Modifier Translation

As above, we can send all modifiers in a single byte, this is done via bitwise operations. This means we can have any combination of:

Left Control, Right Control, Left Shift, Right Shift, Left Alt, Right Alt, Left Meta, Right Meta

Conveniently 8 corresponding to each bit in a byte… But when we look at the HID report docs, we see that, hey Left Control = 0xE0?! Actually all of my modifiers are contained within 0xE0 to 0xE7, so we translate and store any held modifiers and release them when we next send our external HID report:

if(keycode >= 0xE0 && keycode <= 0xE7)
{
  if(pressed)
    planck_hid_report[0] |= (1 << (keycode - 0xE0));
  else
    planck_hid_report[0] &= ~(1 << (keycode - 0xE0));

  goto finished;
}
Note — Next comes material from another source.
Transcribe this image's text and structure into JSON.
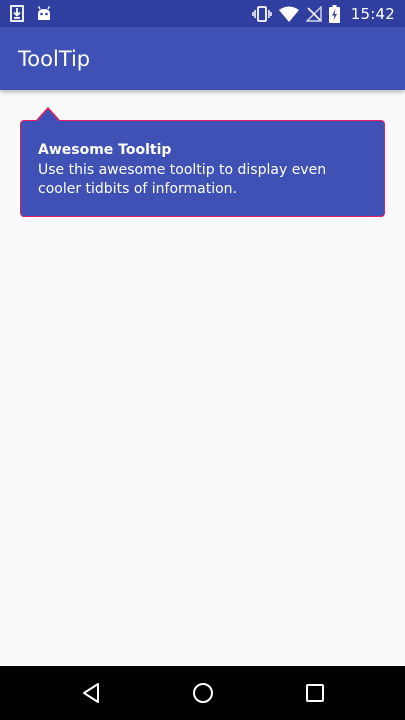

Notice how we goto finished here instead of sending the HID report, this is so that we can send lets say CTRL-A and the input is treated as one report, otherwise we would send CTRL, then A. Which is not what we expect.

Outro

Clearance

We are not quite at the final product yet - But as I said in the intro, I’ve actually written the entire article with this keyboard, which turns out to be not a small feat!

What’s left?

  • Still would like to revisit the non-layman approach and use interrupts, guage what the performance differences are. Though currently I’m stalling the worker to write each row and read all columns once every Jiffy (Which is roughly equates to ~16ms). But it looks like most response times on keyboards today seem to be around 50ms scan times, so I may have already overkilled it.
  • Put it in a case, this may mean stripping the USB and Ethernet ports to fit.
    • The case still needs to have holes drilled to access the different remaining ports (Audio, HDMI and USB-C)
  • Hook up an NVMe SSD instead of using a SDHC card which is hamstringing write i/o to 16MB/s tops…
  • Chuck in a battery if it fits?!

Keycaps

More to come!